- Windows Analysis
- Time Impact Analysis
- Collapsed As-Built
- Impacted As Planned
Analyzing the Forensic Schedule Delay Analysis Methods
Now we will analyze each method.
As-Planned vs As-Built Analysis
As-Planned vs As-Built Analysis is a common method to make a comparison between the planned and the actual performance of the work. In this method, the dates and durations of the activities are selected from the baseline schedule and compared with the actual schedule. The main benefit of this method is that it is easy to perform and understand. Many experts use this method because of its simplicity.
Below are some limitations of As-Planned vs As-Built Analysis
- Concurrent delays can not be measured
- The logic and the sequence changes as the work performed but this method ignores this fact.
- It is not easy to implement this method in complex projects.
In the Windows Analysis, the overall schedule is divided into windows with a selected duration.
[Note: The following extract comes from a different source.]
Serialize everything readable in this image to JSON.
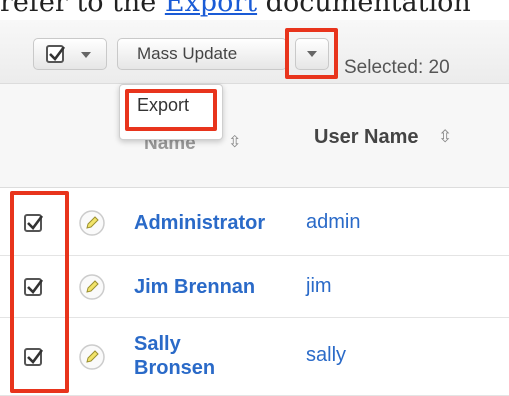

Then the activities within the selected window are updated by the expert considering the delays. The causes for each delay are determined by analyzing the windows. Windows Analysis method provides precise information regarding the delays when there are regularly updated CPM work schedules. It is difficult to manipulate.
Below are some limitations of Windows Analysis
- The work schedule may not be updated regularly with correct dates.
- The baseline schedule may not be prepared accurately
- Activities outside the selected window may have impacts on the activities inside the window.
Time Impact Analysis
Time Impact Analysis is a delay analysis method that considers the cause and effect of a change to a critical path method (CPM) schedule. An event that causes a delay is identified and its relationships with the activities are determined by using this method. Time Impact Analysis is a useful technique for analyzing complex schedules and determining concurrent delays. This technique is accepted by many courts and agencies. However, it has some limitations.
Below are the limitations of Time Impact Analysis
- Can be expensive and time-consuming
- Can be susceptible to manipulation
In this method, the expert uses the actual as-built schedule and takes out the duration of all the delays attributable to the contractor. The as-built critical path is determined by analyzing the activities of this revised schedule. Collapsed As-Built analysis is a useful technique for determining concurrent delays.
Below are the limitations of Collapsed As-Built
- Preparing a revised schedule is time-consuming and expensive.
- Manipulations can be made while making the revised schedule.
- The expert must make substantial decisions.
Impacted As Planned
In the impacted as planned method, you insert the delay events into the baseline schedule in order to specify the hypothetical impact of them on the project schedule. While implementing the impacted as planned, you need to modify the baseline by adding new activities and relationships to demonstrate delay events. You calculate the delay by determining the difference between the completion date of the impacted as-planned schedule and the original baseline schedule. The impacted as planned method is widely used because of its simplicity. However, this method ignores the fact that the critical path of the project changes as the project progresses.
Like other resources such as labor and equipment, time can be considered a resource that is spent on building a construction project. Forensic Schedule Delay Analysis Methods are closely related to the right CPM calculations. In order to make substantial CPM calculations, the baseline schedule should be prepared properly. As mentioned in the article there is no standard method for making Forensic Schedule Delay Analysis. Each method has pros and cons. Deciding which method of making delay analysis is based on the type and the characteristics of the delay.
In this article, we discuss the most common methods of forensic schedule delay analysis. If you want to share your experiences regarding the use of these methods, please share by using the comments box given below.
Victor Z Young is a Civil Engineer with 35 years of experience working alongside the executive team of various construction companies. Victor specializes in construction insurance, delay analysis, performance analysis and engineering. He holds a Doctor of Project Management from Northwestern University.